  • DOCUMENT THE OCCASION• Keep careful records of activity within the community – Having a log of activity and key decisions helps ease handoffs between moderators – Allows you to cross train moderators/managers on multiple communities – Enforces best practice processes• Keep your stakeholders in the loop – Define your key performance indicators and measure against them – Create a regular schedule for reporting to stakeholders – Modify your content strategy or approach to community as necessary• Celebrate your successes – Share stories as well as metrics – Make sure feedback makes its way thru your organization
  • STEER CLEAR OF LAW ENFORCEMENT• Remember that companies and brands are held to a different standard in the social space than individuals – A user can say things online – even in your community – that you cannot – Don’t follow user policies; look for developer policies – The law is nascent and evolving• Meet with your legal team early and often – Brief them on your plans – Seek their input and approval for guidelines and escalation processes – Seek approval for content – Provide feedback if their constraints are too restrictive; view the guidelines as a living document that can be negotiated• The best crisis management is crisis avoidance

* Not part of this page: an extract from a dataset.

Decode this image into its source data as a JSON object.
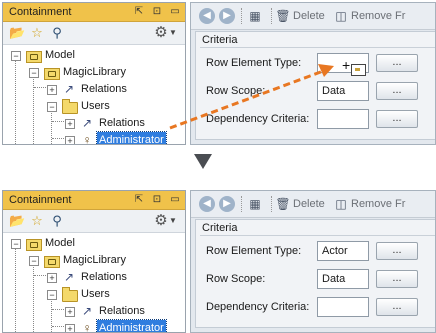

  • RESOURCESIMAGES - used under a Creative Commons license• Slide 2: http://www.flickr.com/photos/jaako/• Slide 3: http://www.flickr.com/photos/_sml/• Slide 4: http://www.flickr.com/photos/salz/• Slide 5: http://www.flickr.com/photos/endiaferon/RESEARCH TOOLS• Forrester Technographics: http://www.forrester.com/empowered/tool_consumer.html• Radian6: http://www.radian6.com/• Google Alerts: http://www.google.com/alerts• Social Mention: http://www.socialmention.com/EXAMPLES OF COMMUNITY GUIDELINES AND SOCIAL MEDIA POLICIES• Special K on Facebook: http://www.facebook.com/specialkus• BoingBoing: http://www.boingboing.net/2009/10/01/commenting.html• Gawker: http://gawker.com/commentfaq/• Air Force Blog Policy: http://www.airforcetimes.com/news/2009/01/airforce_blog_rules_010909/ADDITIONAL RESOURCES• Facebook Developer Policy: http://developers.facebook.com/policy/• Social Media Update Law Blog: http://www.socialmedialawupdate.com/• TechCrunch: http://techcrunch.com/• Mashable: http://mashable.com/• AllFacebook: http://www.allfacebook.com/